▶ Problem description
A word-for-word repetition of all the entries is needed.

▶ Provided entries

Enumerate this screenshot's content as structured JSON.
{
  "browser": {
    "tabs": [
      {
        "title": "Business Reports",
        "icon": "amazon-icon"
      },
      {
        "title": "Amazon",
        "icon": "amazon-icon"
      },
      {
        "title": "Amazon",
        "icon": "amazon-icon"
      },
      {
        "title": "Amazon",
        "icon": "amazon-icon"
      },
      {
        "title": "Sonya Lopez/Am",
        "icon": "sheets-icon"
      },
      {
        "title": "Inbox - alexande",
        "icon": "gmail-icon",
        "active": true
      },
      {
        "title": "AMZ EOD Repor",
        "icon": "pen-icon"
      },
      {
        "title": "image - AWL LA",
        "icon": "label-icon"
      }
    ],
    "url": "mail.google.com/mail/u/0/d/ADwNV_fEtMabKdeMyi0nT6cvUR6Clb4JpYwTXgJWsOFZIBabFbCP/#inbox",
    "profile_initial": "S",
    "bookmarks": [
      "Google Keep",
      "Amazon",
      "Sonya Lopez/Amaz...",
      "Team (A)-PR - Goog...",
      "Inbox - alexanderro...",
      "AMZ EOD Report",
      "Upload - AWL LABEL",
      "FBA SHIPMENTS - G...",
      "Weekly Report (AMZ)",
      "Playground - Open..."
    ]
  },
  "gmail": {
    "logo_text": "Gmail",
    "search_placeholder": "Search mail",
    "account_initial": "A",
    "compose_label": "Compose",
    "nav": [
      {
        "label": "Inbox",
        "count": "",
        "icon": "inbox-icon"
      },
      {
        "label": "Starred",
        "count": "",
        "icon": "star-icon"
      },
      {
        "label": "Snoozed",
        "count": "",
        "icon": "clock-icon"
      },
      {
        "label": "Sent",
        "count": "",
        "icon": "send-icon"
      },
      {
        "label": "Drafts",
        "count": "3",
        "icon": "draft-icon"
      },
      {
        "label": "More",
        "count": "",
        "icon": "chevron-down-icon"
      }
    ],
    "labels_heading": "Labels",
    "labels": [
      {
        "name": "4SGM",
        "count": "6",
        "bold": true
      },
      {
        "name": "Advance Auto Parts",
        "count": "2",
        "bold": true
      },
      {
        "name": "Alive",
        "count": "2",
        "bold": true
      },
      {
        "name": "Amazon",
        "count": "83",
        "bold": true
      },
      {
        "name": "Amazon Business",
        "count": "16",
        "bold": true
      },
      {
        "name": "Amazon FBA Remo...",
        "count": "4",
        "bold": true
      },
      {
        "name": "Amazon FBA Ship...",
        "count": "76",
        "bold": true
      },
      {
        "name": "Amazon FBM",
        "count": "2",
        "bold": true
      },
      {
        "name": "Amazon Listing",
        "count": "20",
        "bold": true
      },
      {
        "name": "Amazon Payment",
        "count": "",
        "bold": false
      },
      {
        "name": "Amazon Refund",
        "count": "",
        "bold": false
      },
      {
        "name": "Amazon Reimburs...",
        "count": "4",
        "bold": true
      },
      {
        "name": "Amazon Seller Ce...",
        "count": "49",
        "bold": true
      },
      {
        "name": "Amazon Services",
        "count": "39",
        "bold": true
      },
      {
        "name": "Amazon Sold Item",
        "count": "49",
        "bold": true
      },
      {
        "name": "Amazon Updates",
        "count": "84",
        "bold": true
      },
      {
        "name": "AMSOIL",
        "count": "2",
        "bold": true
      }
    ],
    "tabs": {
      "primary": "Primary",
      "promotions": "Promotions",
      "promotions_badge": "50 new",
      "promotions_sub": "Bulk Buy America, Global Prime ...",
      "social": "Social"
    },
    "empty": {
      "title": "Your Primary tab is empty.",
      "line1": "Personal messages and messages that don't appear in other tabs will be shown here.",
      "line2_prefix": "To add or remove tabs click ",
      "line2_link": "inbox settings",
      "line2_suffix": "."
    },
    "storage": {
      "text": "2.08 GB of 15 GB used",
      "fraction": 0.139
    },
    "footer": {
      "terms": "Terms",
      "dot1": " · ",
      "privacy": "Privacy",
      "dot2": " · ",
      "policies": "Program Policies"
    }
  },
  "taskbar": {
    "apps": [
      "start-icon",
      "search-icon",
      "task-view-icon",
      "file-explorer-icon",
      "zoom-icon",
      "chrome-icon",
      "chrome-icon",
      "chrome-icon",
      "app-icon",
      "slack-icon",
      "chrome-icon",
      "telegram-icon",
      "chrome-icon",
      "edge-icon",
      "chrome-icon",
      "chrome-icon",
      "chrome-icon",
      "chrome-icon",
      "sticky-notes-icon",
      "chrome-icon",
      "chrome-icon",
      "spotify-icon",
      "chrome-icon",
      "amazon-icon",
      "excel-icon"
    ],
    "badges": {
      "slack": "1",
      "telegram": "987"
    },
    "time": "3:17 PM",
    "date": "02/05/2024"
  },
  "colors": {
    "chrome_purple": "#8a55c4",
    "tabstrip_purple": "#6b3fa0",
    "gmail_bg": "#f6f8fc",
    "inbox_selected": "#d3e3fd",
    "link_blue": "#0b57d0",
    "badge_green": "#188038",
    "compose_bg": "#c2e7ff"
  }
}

▶ Response to the task
Enumerate this screenshot's content as structured JSON.
{
  "browser": {
    "tabs": [
      {
        "title": "Business Reports",
        "icon": "amazon-icon"
      },
      {
        "title": "Amazon",
        "icon": "amazon-icon"
      },
      {
        "title": "Amazon",
        "icon": "amazon-icon"
      },
      {
        "title": "Amazon",
        "icon": "amazon-icon"
      },
      {
        "title": "Sonya Lopez/Am",
        "icon": "sheets-icon"
      },
      {
        "title": "Inbox - alexande",
        "icon": "gmail-icon",
        "active": true
      },
      {
        "title": "AMZ EOD Repor",
        "icon": "pen-icon"
      },
      {
        "title": "image - AWL LA",
        "icon": "label-icon"
      }
    ],
    "url": "mail.google.com/mail/u/0/d/ADwNV_fEtMabKdeMyi0nT6cvUR6Clb4JpYwTXgJWsOFZIBabFbCP/#inbox",
    "profile_initial": "S",
    "bookmarks": [
      "Google Keep",
      "Amazon",
      "Sonya Lopez/Amaz...",
      "Team (A)-PR - Goog...",
      "Inbox - alexanderro...",
      "AMZ EOD Report",
      "Upload - AWL LABEL",
      "FBA SHIPMENTS - G...",
      "Weekly Report (AMZ)",
      "Playground - Open..."
    ]
  },
  "gmail": {
    "logo_text": "Gmail",
    "search_placeholder": "Search mail",
    "account_initial": "A",
    "compose_label": "Compose",
    "nav": [
      {
        "label": "Inbox",
        "count": "",
        "icon": "inbox-icon"
      },
      {
        "label": "Starred",
        "count": "",
        "icon": "star-icon"
      },
      {
        "label": "Snoozed",
        "count": "",
        "icon": "clock-icon"
      },
      {
        "label": "Sent",
        "count": "",
        "icon": "send-icon"
      },
      {
        "label": "Drafts",
        "count": "3",
        "icon": "draft-icon"
      },
      {
        "label": "More",
        "count": "",
        "icon": "chevron-down-icon"
      }
    ],
    "labels_heading": "Labels",
    "labels": [
      {
        "name": "4SGM",
        "count": "6",
        "bold": true
      },
      {
        "name": "Advance Auto Parts",
        "count": "2",
        "bold": true
      },
      {
        "name": "Alive",
        "count": "2",
        "bold": true
      },
      {
        "name": "Amazon",
        "count": "83",
        "bold": true
      },
      {
        "name": "Amazon Business",
        "count": "16",
        "bold": true
      },
      {
        "name": "Amazon FBA Remo...",
        "count": "4",
        "bold": true
      },
      {
        "name": "Amazon FBA Ship...",
        "count": "76",
        "bold": true
      },
      {
        "name": "Amazon FBM",
        "count": "2",
        "bold": true
      },
      {
        "name": "Amazon Listing",
        "count": "20",
        "bold": true
      },
      {
        "name": "Amazon Payment",
        "count": "",
        "bold": false
      },
      {
        "name": "Amazon Refund",
        "count": "",
        "bold": false
      },
      {
        "name": "Amazon Reimburs...",
        "count": "4",
        "bold": true
      },
      {
        "name": "Amazon Seller Ce...",
        "count": "49",
        "bold": true
      },
      {
        "name": "Amazon Services",
        "count": "39",
        "bold": true
      },
      {
        "name": "Amazon Sold Item",
        "count": "49",
        "bold": true
      },
      {
        "name": "Amazon Updates",
        "count": "84",
        "bold": true
      },
      {
        "name": "AMSOIL",
        "count": "2",
        "bold": true
      }
    ],
    "tabs": {
      "primary": "Primary",
      "promotions": "Promotions",
      "promotions_badge": "50 new",
      "promotions_sub": "Bulk Buy America, Global Prime ...",
      "social": "Social"
    },
    "empty": {
      "title": "Your Primary tab is empty.",
      "line1": "Personal messages and messages that don't appear in other tabs will be shown here.",
      "line2_prefix": "To add or remove tabs click ",
      "line2_link": "inbox settings",
      "line2_suffix": "."
    },
    "storage": {
      "text": "2.08 GB of 15 GB used",
      "fraction": 0.139
    },
    "footer": {
      "terms": "Terms",
      "dot1": " · ",
      "privacy": "Privacy",
      "dot2": " · ",
      "policies": "Program Policies"
    }
  },
  "taskbar": {
    "apps": [
      "start-icon",
      "search-icon",
      "task-view-icon",
      "file-explorer-icon",
      "zoom-icon",
      "chrome-icon",
      "chrome-icon",
      "chrome-icon",
      "app-icon",
      "slack-icon",
      "chrome-icon",
      "telegram-icon",
      "chrome-icon",
      "edge-icon",
      "chrome-icon",
      "chrome-icon",
      "chrome-icon",
      "chrome-icon",
      "sticky-notes-icon",
      "chrome-icon",
      "chrome-icon",
      "spotify-icon",
      "chrome-icon",
      "amazon-icon",
      "excel-icon"
    ],
    "badges": {
      "slack": "1",
      "telegram": "987"
    },
    "time": "3:17 PM",
    "date": "02/05/2024"
  },
  "colors": {
    "chrome_purple": "#8a55c4",
    "tabstrip_purple": "#6b3fa0",
    "gmail_bg": "#f6f8fc",
    "inbox_selected": "#d3e3fd",
    "link_blue": "#0b57d0",
    "badge_green": "#188038",
    "compose_bg": "#c2e7ff"
  }
}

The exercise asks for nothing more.